If businesses can benefit from promoting tenacity as part of their working culture, how should they go about it? I’d suggest three ways:
First, encourage tenacity among your existing talent pool. At Manulife, we recently moved to a performance appraisal system based not just on what employees achieve but how they achieve it. This gives us the opportunity to recognise and reward the behaviours we need to achieve our ambitions, and do so in a regular, systematic way. For example, we now ask employees for evidence that they are questioning the status quo and taking ownership of any situation they believe is not right.
Second, rethink your hiring practices.
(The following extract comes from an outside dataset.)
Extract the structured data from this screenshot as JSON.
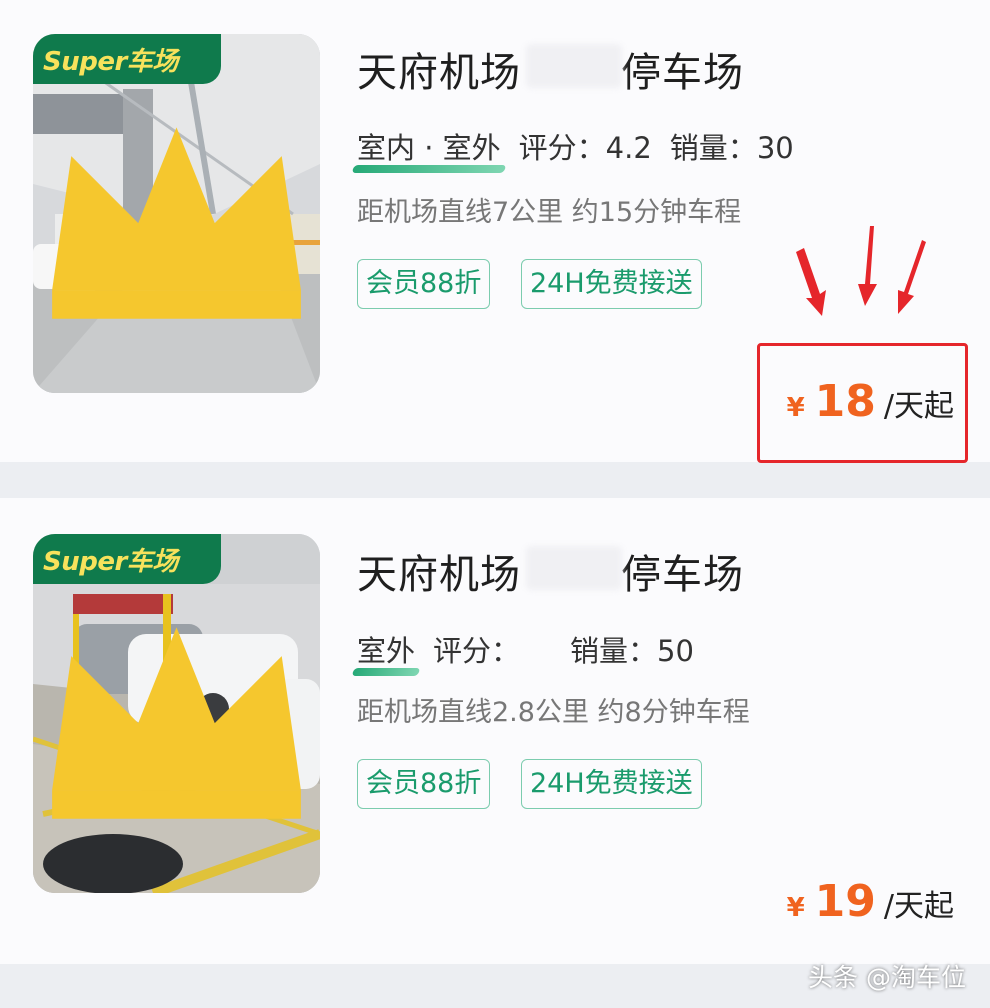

Most recruitment processes are still limited to focusing on IQ and, to a lesser extent, EQ. At Manulife, we are looking at ways to also integrate TQ – through the questions we ask, the information we seek and the assessments candidates take. That is, we will look not for those who appear flawless but rather those who can point to setbacks and disappointments and are able to articulate what they learned from them and how they responded.
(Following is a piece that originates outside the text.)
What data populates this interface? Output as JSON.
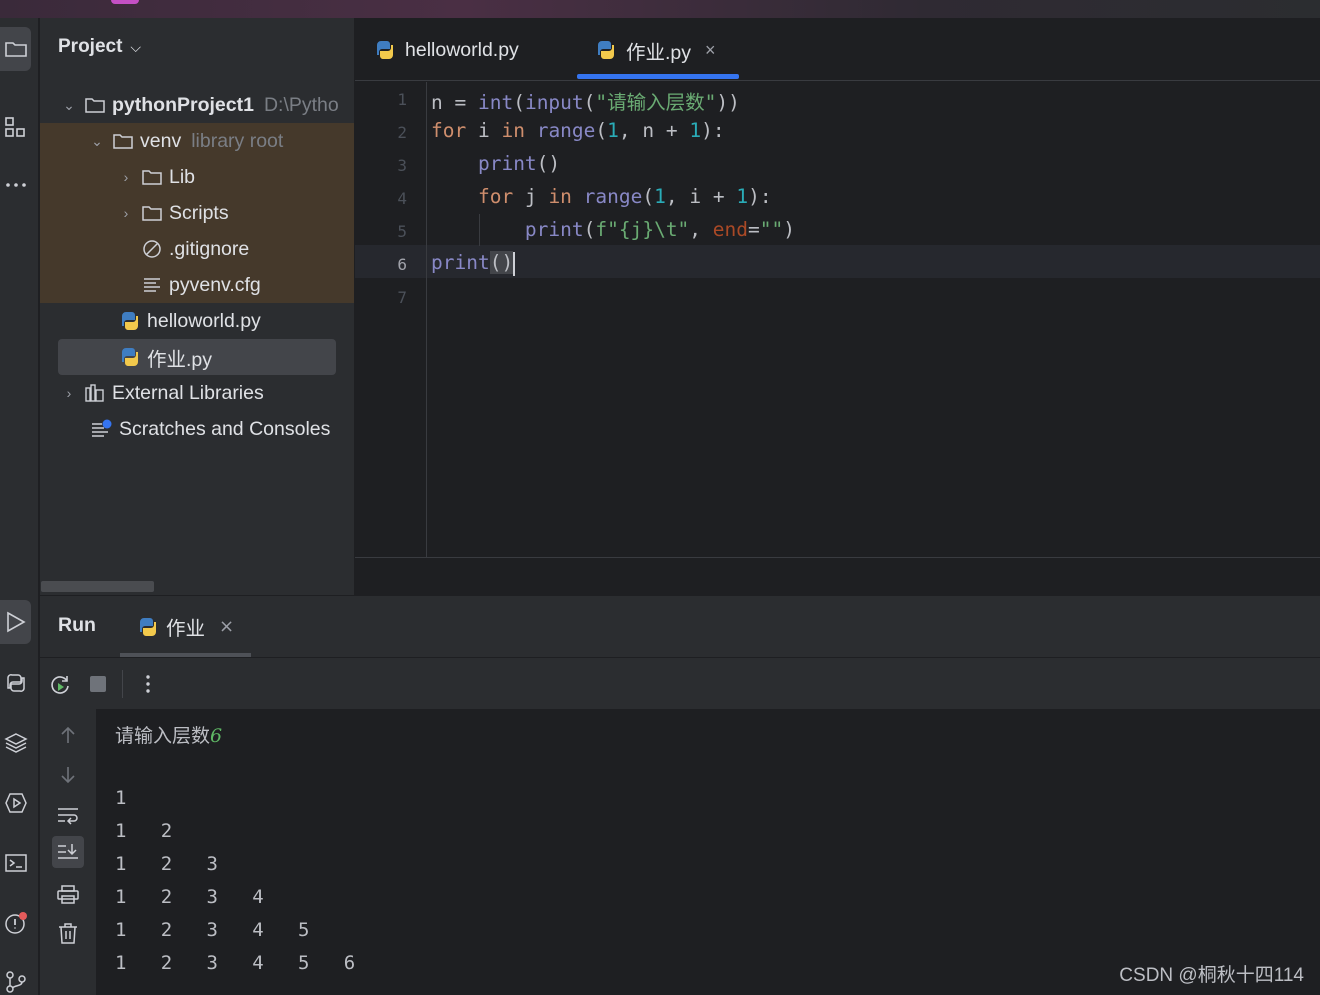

Third, be the change you wish to see. More powerful than any change a leader can make to their systems and processes is the example they offer their people. I’ve made a pledge to open up with my teams about some of my own challenges and learnings. For example, I share the time I came away so disappointed with my own performance review that I nearly quit, an act I thankfully avoided only thanks to some just-in-time advice of a mentor. I look back on that experience now as one of the best personal growth moments in my career, and I’m certain I would not be where I am today without having gone through it.
I believe high TQ will increasingly be the quality organisations need to look for in an age of ever-faster disruption and change. While there are currently some challenges in measuring it, there are already practical ways to integrate it into a company’s operations and culture. By doing so, we can rightly recognise TQ as a distinguishing characteristic of effective employees, particularly of the leaders we will need to succeed.
Already Amusan is receiving validation and congratulations from legends if Sports and a certain Michael Johnson an American sporting champion has also displayed his angst that a non American made such a feat in the USA. But his erroneous criticising pales into insignificance going by the fact that the world’s fastest man, Usain Bolt, has congratulated Nigerian athletic star, Tobi Amusan, on her performance in the ongoing World Athletic championship.
The media reported that Amusan became the first Nigerian athlete to win a gold medal in the World Athletics Championship when she stormed to victory in the women’s 100m hurdles in Oregon on Sunday within 12.06 seconds. Amusan had earlier broken the world record in the semi-finals, where she clocked 12.12sec.
Quoting a tweet confirming Tobis win at the semis by the World Athletics official page, Bolt lauded the champion.“Congrats,” he tweeted with emoticons of the Nigerian flag and applauses.
After her performance in the finals, the Jamaican athlete also wrote, “Superb #Tobi.”
It is recommended that those opportuned to occupy government positions must endeavour to elevate the standards of sporting facilities and stop the corruption that has become pervasive so Nigeria can produce more of Miss. Tobi Amusan in no distant time.
EMMANUEL ONWUBIKO is head of the HUMAN RIGHTS WRITERS ASSOCIATION OF NIGERIA (HURIWA) and a former National Commissioner of the NATIONAL HUMAN RIGHTS COMMISSION OF NIGERIA.